DHANBAD URBAN ROADS PROJECT
Dhanbad, known as the Coal Capital of India, is one of the largest industrial towns of Jharkhand State. A proposed loan from the World Bank aims to improve the city's road network and public transport systems. The government of Jharkhand prepared the Comprehensive Mobility Plan for Dhanbad, a master urban infrastructure development project. The World Bank South Asian Regional Unit enlisted a Capstone team to review the Comprehensive Mobility Plan and associated project report containing the scope and magnitude of the proposed road improvements. The team traveled to Dhanbad where they conducted multiple site visits and interviews with key stakeholders. The team used the gathered data to identify areas for improvement and advance project goals. The team's research supported the development of innovative initiatives-such as contextual planning, multi-purpose programming, solar lighting, and other urban design solutions-that will help tackle the social and environmental challenges of implementing the Dhanbad Roads project.
A STUDY ON THE RECENT RISE IN ROAD FATALITIES
The United States Department of Transportation (USDOT) serves the nation by ensuring a fast, safe, efficient, accessible, and convenient transportation system that meets vital national interests. Between 2014 and 2015, traffic-related fatalities rose across the US by seven percent. The USDOT engaged the Capstone team with investigating potential causes of this spike in fatalities. Through an extensive literature review, expert interviews, data analysis, and use of the geographic information system mapping, the team identified the relationship between fatal crashes and several key variables. Using the Fatality Analysis Reporting System data in conjunction with analysis of select data variables, the team assessed which variables were likely to be directly associated with the recent increase. The team concluded that many variables, ranging from climate change to economic growth, influence the occurrence of traffic-related accidents resulting in deaths. The team's research and analysis culminated in a set of recommendations for the USDOT aimed at improving roadway safety throughout the United States.
CREATING A SUSTAINABLE INVENTORY MANAGEMENT SYSTEM
The Alliance for Positive Change (Alliance) helps New Yorkers make promising transitions toward improved health, housing, recovery, and self-sufficiency. Alliance offers a diverse range of individualized professional services. The organization enlisted a Capstone team to help identify inefficiencies with supply ordering, inventory management (specifically the MetroCard process), and systematizing operations at the Comprehensive AIDS Services Alliance Washington Heights site. The MetroCard process provides clients with a round-trip pass for attending appointments, meeting directly observed therapy requirements, and accessing other services. However, tracking and distribution were not centralized, resulting in clients receiving multiple cards and the travel assistance program being consistently over budget. Utilizing information from interviews with key staff members, the Capstone team designed and implemented an efficient tracking system, leveraging technology to transform the process from paper to digital. The final report contains recommendations to effectively implement this new workflow across all agency sites in the future.

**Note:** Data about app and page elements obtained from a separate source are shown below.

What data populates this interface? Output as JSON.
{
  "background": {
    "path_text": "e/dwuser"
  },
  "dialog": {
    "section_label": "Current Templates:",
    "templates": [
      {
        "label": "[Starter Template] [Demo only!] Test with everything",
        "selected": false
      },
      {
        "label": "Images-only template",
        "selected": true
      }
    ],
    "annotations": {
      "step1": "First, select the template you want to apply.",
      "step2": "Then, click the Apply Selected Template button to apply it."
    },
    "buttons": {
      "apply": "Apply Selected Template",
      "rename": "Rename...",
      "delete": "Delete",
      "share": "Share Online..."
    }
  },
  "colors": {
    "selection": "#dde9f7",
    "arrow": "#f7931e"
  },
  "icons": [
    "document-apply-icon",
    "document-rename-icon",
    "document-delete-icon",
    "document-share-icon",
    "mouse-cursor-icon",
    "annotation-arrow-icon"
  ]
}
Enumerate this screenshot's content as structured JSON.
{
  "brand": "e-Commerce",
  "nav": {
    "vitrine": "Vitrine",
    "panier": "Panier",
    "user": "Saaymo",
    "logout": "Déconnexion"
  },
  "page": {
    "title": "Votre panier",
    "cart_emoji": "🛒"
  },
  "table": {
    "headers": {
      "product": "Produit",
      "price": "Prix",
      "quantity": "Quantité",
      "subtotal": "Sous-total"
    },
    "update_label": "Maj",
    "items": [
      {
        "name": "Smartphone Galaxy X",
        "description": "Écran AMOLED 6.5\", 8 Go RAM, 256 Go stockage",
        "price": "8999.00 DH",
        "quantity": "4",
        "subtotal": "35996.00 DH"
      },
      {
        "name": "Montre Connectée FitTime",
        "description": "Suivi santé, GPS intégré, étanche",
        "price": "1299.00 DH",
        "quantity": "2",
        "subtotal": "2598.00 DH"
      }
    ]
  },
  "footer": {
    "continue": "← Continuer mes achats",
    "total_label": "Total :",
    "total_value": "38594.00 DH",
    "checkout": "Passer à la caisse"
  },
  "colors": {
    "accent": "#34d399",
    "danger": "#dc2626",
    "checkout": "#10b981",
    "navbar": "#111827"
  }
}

BUILDING A STREET DETERIORATION MODEL TO PREDICT THE FUTURE QUALITY RATING OF STREETS
The New York City Department of Transportation (DOT) is responsible for maintaining 6,000 miles of streets and highways within city limits by prioritizing the funding of street reconstruction work based on a 10-point quality rating system. DOT leverages a pavement deterioration model to predict the future rating of roads and inform its budget allocations. DOT engaged a Capstone team in supporting efforts to maximize efficiency through the measurement of relevant rating variables. To quantify the influence of different variables on street ratings, the team chose segment ID-the unique number for each street-as the smallest analyzing unit and regressed segment ID on related variables, including defects, street cut permits, past reconstruction activities, traffic route, and borough. The team established data rules, cleaned the dataset, built a regression model using STATA, and interpreted the results of the analysis. The team's research culminated in the creation of a deterioration model for rating prediction and a set of recommendations to help guide DOT on when and where to execute street reconstruction or resurfacing with available resources.